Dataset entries

◇ ◇ ◇ ◇ ◇ ◇ ◇

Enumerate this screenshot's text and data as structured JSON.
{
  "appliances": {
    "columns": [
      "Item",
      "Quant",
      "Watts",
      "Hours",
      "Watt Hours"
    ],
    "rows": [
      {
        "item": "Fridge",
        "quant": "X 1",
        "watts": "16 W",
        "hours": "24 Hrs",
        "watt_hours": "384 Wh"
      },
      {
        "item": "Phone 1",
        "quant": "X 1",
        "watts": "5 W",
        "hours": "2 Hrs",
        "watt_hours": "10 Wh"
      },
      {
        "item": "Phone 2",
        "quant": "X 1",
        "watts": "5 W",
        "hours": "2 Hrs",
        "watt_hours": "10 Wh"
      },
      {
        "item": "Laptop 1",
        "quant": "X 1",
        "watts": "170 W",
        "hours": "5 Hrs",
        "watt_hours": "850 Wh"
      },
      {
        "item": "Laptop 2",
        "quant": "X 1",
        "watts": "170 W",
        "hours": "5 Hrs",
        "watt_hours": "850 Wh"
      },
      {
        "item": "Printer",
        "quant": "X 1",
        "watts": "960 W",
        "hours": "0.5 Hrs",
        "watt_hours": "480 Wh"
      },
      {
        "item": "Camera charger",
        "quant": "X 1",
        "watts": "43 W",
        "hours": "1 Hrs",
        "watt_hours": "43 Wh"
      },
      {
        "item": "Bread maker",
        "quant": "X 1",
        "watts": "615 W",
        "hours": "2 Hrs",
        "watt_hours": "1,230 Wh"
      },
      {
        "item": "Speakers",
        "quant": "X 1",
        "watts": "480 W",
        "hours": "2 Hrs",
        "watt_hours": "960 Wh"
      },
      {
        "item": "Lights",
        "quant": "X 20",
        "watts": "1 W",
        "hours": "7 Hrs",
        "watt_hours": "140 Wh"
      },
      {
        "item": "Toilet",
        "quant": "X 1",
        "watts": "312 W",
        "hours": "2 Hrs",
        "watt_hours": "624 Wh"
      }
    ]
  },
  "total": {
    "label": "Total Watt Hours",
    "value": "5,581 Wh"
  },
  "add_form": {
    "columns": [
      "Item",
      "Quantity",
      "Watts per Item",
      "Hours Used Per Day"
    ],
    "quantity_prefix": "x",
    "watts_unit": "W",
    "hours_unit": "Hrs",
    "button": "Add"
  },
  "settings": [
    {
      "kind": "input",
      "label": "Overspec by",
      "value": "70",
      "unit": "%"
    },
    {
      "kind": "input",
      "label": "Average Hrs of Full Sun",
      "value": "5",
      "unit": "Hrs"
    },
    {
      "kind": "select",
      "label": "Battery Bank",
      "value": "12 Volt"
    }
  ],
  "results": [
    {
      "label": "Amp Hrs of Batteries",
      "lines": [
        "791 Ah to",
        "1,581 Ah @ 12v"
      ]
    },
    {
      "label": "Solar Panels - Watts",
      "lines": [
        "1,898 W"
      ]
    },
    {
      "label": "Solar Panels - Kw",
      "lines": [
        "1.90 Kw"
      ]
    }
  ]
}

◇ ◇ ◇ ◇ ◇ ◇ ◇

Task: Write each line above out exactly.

Solution to the problem:
Enumerate this screenshot's text and data as structured JSON.
{
  "appliances": {
    "columns": [
      "Item",
      "Quant",
      "Watts",
      "Hours",
      "Watt Hours"
    ],
    "rows": [
      {
        "item": "Fridge",
        "quant": "X 1",
        "watts": "16 W",
        "hours": "24 Hrs",
        "watt_hours": "384 Wh"
      },
      {
        "item": "Phone 1",
        "quant": "X 1",
        "watts": "5 W",
        "hours": "2 Hrs",
        "watt_hours": "10 Wh"
      },
      {
        "item": "Phone 2",
        "quant": "X 1",
        "watts": "5 W",
        "hours": "2 Hrs",
        "watt_hours": "10 Wh"
      },
      {
        "item": "Laptop 1",
        "quant": "X 1",
        "watts": "170 W",
        "hours": "5 Hrs",
        "watt_hours": "850 Wh"
      },
      {
        "item": "Laptop 2",
        "quant": "X 1",
        "watts": "170 W",
        "hours": "5 Hrs",
        "watt_hours": "850 Wh"
      },
      {
        "item": "Printer",
        "quant": "X 1",
        "watts": "960 W",
        "hours": "0.5 Hrs",
        "watt_hours": "480 Wh"
      },
      {
        "item": "Camera charger",
        "quant": "X 1",
        "watts": "43 W",
        "hours": "1 Hrs",
        "watt_hours": "43 Wh"
      },
      {
        "item": "Bread maker",
        "quant": "X 1",
        "watts": "615 W",
        "hours": "2 Hrs",
        "watt_hours": "1,230 Wh"
      },
      {
        "item": "Speakers",
        "quant": "X 1",
        "watts": "480 W",
        "hours": "2 Hrs",
        "watt_hours": "960 Wh"
      },
      {
        "item": "Lights",
        "quant": "X 20",
        "watts": "1 W",
        "hours": "7 Hrs",
        "watt_hours": "140 Wh"
      },
      {
        "item": "Toilet",
        "quant": "X 1",
        "watts": "312 W",
        "hours": "2 Hrs",
        "watt_hours": "624 Wh"
      }
    ]
  },
  "total": {
    "label": "Total Watt Hours",
    "value": "5,581 Wh"
  },
  "add_form": {
    "columns": [
      "Item",
      "Quantity",
      "Watts per Item",
      "Hours Used Per Day"
    ],
    "quantity_prefix": "x",
    "watts_unit": "W",
    "hours_unit": "Hrs",
    "button": "Add"
  },
  "settings": [
    {
      "kind": "input",
      "label": "Overspec by",
      "value": "70",
      "unit": "%"
    },
    {
      "kind": "input",
      "label": "Average Hrs of Full Sun",
      "value": "5",
      "unit": "Hrs"
    },
    {
      "kind": "select",
      "label": "Battery Bank",
      "value": "12 Volt"
    }
  ],
  "results": [
    {
      "label": "Amp Hrs of Batteries",
      "lines": [
        "791 Ah to",
        "1,581 Ah @ 12v"
      ]
    },
    {
      "label": "Solar Panels - Watts",
      "lines": [
        "1,898 W"
      ]
    },
    {
      "label": "Solar Panels - Kw",
      "lines": [
        "1.90 Kw"
      ]
    }
  ]
}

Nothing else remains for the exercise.